What the task requires: Nothing is to be left out; print all the entries exactly.

Excerpted records:
= = = =
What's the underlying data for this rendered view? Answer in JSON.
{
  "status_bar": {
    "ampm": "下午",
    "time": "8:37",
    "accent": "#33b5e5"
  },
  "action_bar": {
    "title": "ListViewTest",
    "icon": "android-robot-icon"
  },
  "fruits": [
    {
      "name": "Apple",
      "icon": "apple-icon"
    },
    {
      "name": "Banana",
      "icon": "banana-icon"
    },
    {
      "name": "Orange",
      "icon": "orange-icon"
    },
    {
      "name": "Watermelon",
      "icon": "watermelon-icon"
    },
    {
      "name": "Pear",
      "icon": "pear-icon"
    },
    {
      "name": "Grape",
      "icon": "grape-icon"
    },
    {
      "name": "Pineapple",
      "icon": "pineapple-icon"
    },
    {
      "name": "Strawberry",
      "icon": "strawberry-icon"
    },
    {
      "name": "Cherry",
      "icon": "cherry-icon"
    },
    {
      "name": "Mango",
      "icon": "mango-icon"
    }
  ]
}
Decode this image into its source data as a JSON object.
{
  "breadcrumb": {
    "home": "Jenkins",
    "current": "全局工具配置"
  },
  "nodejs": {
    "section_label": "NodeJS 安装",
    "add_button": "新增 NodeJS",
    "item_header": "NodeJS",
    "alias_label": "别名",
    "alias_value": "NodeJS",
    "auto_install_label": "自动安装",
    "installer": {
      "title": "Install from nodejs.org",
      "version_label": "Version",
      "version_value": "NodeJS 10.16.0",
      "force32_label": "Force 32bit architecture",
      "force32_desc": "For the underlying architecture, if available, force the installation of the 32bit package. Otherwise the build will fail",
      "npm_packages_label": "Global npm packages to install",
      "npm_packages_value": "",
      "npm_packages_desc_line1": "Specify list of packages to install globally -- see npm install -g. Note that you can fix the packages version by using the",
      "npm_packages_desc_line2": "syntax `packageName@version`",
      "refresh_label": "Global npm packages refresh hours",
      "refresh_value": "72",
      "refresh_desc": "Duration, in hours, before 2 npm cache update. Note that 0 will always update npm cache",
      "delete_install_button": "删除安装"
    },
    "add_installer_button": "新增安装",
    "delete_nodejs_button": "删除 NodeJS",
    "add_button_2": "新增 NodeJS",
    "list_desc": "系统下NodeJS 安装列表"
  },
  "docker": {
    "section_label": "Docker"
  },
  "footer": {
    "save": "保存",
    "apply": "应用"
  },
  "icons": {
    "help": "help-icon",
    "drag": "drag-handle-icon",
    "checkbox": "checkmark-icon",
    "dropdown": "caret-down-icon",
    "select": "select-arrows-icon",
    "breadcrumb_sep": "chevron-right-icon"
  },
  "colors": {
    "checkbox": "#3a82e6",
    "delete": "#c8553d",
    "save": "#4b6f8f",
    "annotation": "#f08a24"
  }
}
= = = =
Answer space:
What's the underlying data for this rendered view? Answer in JSON.
{
  "status_bar": {
    "ampm": "下午",
    "time": "8:37",
    "accent": "#33b5e5"
  },
  "action_bar": {
    "title": "ListViewTest",
    "icon": "android-robot-icon"
  },
  "fruits": [
    {
      "name": "Apple",
      "icon": "apple-icon"
    },
    {
      "name": "Banana",
      "icon": "banana-icon"
    },
    {
      "name": "Orange",
      "icon": "orange-icon"
    },
    {
      "name": "Watermelon",
      "icon": "watermelon-icon"
    },
    {
      "name": "Pear",
      "icon": "pear-icon"
    },
    {
      "name": "Grape",
      "icon": "grape-icon"
    },
    {
      "name": "Pineapple",
      "icon": "pineapple-icon"
    },
    {
      "name": "Strawberry",
      "icon": "strawberry-icon"
    },
    {
      "name": "Cherry",
      "icon": "cherry-icon"
    },
    {
      "name": "Mango",
      "icon": "mango-icon"
    }
  ]
}
Decode this image into its source data as a JSON object.
{
  "breadcrumb": {
    "home": "Jenkins",
    "current": "全局工具配置"
  },
  "nodejs": {
    "section_label": "NodeJS 安装",
    "add_button": "新增 NodeJS",
    "item_header": "NodeJS",
    "alias_label": "别名",
    "alias_value": "NodeJS",
    "auto_install_label": "自动安装",
    "installer": {
      "title": "Install from nodejs.org",
      "version_label": "Version",
      "version_value": "NodeJS 10.16.0",
      "force32_label": "Force 32bit architecture",
      "force32_desc": "For the underlying architecture, if available, force the installation of the 32bit package. Otherwise the build will fail",
      "npm_packages_label": "Global npm packages to install",
      "npm_packages_value": "",
      "npm_packages_desc_line1": "Specify list of packages to install globally -- see npm install -g. Note that you can fix the packages version by using the",
      "npm_packages_desc_line2": "syntax `packageName@version`",
      "refresh_label": "Global npm packages refresh hours",
      "refresh_value": "72",
      "refresh_desc": "Duration, in hours, before 2 npm cache update. Note that 0 will always update npm cache",
      "delete_install_button": "删除安装"
    },
    "add_installer_button": "新增安装",
    "delete_nodejs_button": "删除 NodeJS",
    "add_button_2": "新增 NodeJS",
    "list_desc": "系统下NodeJS 安装列表"
  },
  "docker": {
    "section_label": "Docker"
  },
  "footer": {
    "save": "保存",
    "apply": "应用"
  },
  "icons": {
    "help": "help-icon",
    "drag": "drag-handle-icon",
    "checkbox": "checkmark-icon",
    "dropdown": "caret-down-icon",
    "select": "select-arrows-icon",
    "breadcrumb_sep": "chevron-right-icon"
  },
  "colors": {
    "checkbox": "#3a82e6",
    "delete": "#c8553d",
    "save": "#4b6f8f",
    "annotation": "#f08a24"
  }
}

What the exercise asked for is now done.